Okay, perhaps I’m being fastidious, as naturally we must applaud the fact that vehicle lighting technology has moved on in leaps and bounds over the years, from the very first gas-burning acetylene lights of 1898. The 20th century brought us the first electric headlamps, pioneered by Peerless in 1908, with the first twin-filament lamps appearing in 1924.
By the early 1950s we saw twin headlamps on various American machines, plus a load-sensitive headlamp levelling system on the advanced 1954 Panhard Dyna Z. The facelifted 1968 Citroen DS popularised turning headlights, first seen on the ill-fated Tucker Torpedo 48 (with one swivelling Cyclops lamp), with Saab introducing the first headlamp wash/wipe system in 1971, the same year that the halogen bulb headlamps were launched (on a VW Beetle of all things!).
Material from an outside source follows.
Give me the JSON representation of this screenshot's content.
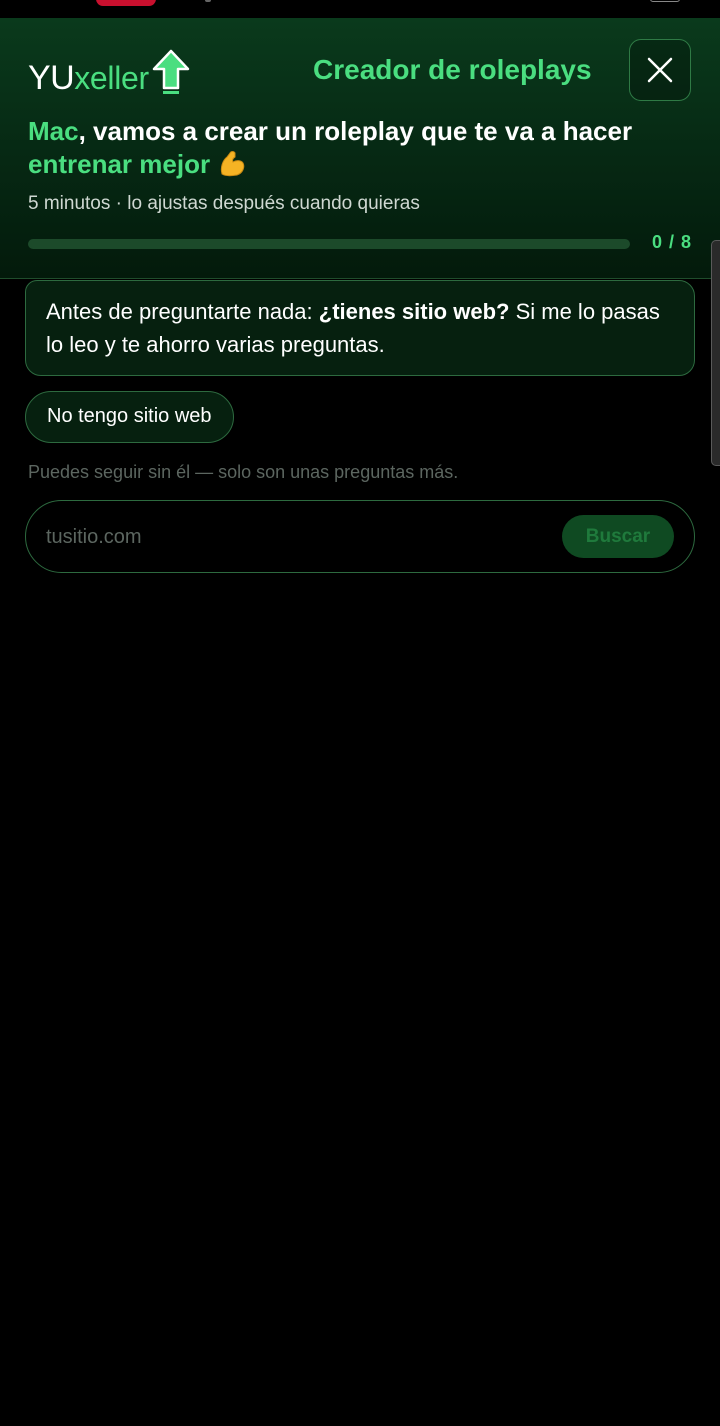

In 1986 BMW pioneered the first reflector headlamps on its range-topping 750iL model, with the 7-Series being the first car to be equipped with high-intensity ‘xenon’ lamps in 1991. Lexus piped BMW and others to the post in 2007 with the first light emitting diode (LED) headlamps in its 7-Series rivalling LS 600, with Maserati claiming a first in 1998 for its LED ‘boomerang’ tail lamps on the 3200 GT Coupe.
As for the future, light units are liable to become smaller and more integrated, to help improve aerodynamics and pedestrian safety. They will almost certainly become even brighter too, but hopefully with improved diffusers so as not to distract and endanger the safety of fellow roads users please – like the clever two-way sat nav and TV screen combo used in many of the latest Range Rovers. The future’s bright. Just not too bright I hope…